Even so, he altered his long stride to accommodate her as she struggled not to hobble to the front door. Inside, classic rock music played loudly, and the rowdy Saturday night crowd didn’t notice as Anna and Angus were seated in a booth at the edge of the bar.
“Is this okay?” he asked, leaning across the table toward her.
Anna glanced around and nodded. “Yeah, it’s fine.”
Angus perused one of the menus they’d been given. “What do you recommend?”
Anna’s stomach growled, for the first time taking her attention away from her feet. “You can’t go wrong with a burger,” she replied, her mouth watering at the prospect of well-done ground beef with all the fixings.
“Aye, that sounds like just the thing,” he nodded, grinning. “With a nice pile of chips?”
Anna laughed in spite of herself. “You mean fries? Of course. What’s a burger without fries?”
Angus put down his menu and nodded. “Chips, fries, it’s all the same. Golden-fried goodness.”
“And a very large beer,” Anna added, waving to a server. Notepad in hand, the tall young man approached the table.
“Hello! Welcome to Charley’s. I’m Dustin. What can I get you to start off?”
Anna looked to Angus then back up at the server. “I think we’re ready to order. I’ll have the bacon cheeseburger, well done, with fries. And a Yuengling, please.”
The server looked at Angus.
“I’ll have the same. Except I’d like a seltzer and lime to drink, thanks.”
Dustin nodded, adding notes to his pad. “Got it. Two burgers, one beer, one seltzer and lime. I’ll be right back with your drinks.”
Anna watched him head in the direction of the bar. Then she leaned toward Angus. “You don’t want a beer or something?”
“No,” he smiled gently. “I don’t drink.”
“Oh.” Anna frowned slightly. “I hope it’s okay that I ordered a beer.”
He bobbed his head and gave a rueful smile. “I’m not an alcoholic. That was me da. Watching him waste his life away convinced me that drink was no’ for me.”
“Wow. I’m sorry. That’s…wow.” Surprised at his casual revelation, Anna sat back and assessed him sympathetically.

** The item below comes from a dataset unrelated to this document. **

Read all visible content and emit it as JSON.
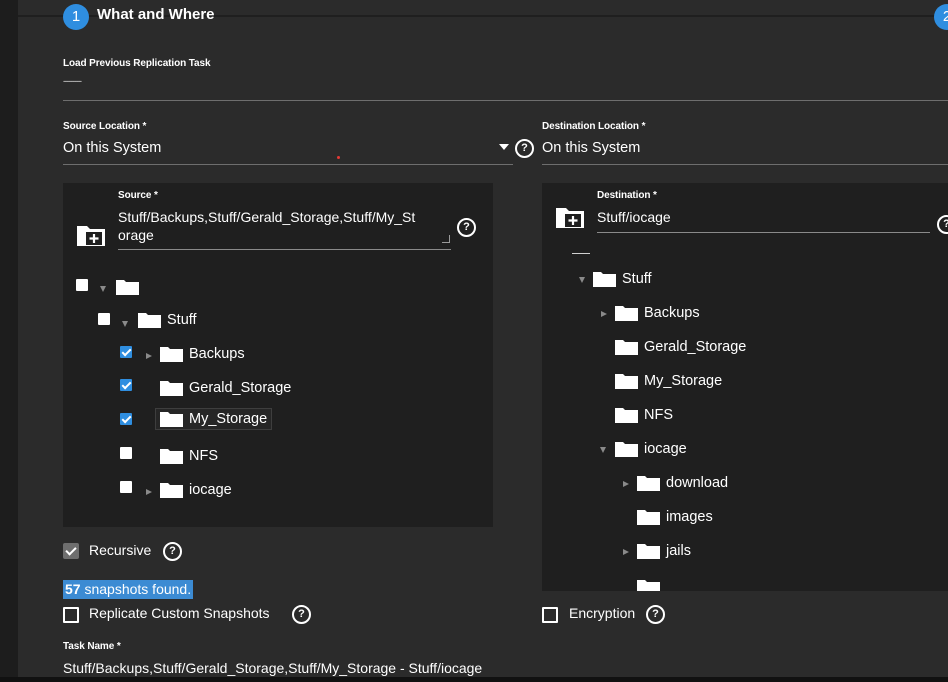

He lifted one shoulder. “Everythin’ in yer life goes into making ye who ye are, I suppose.”ANNA’S HEART by Pandora Spocks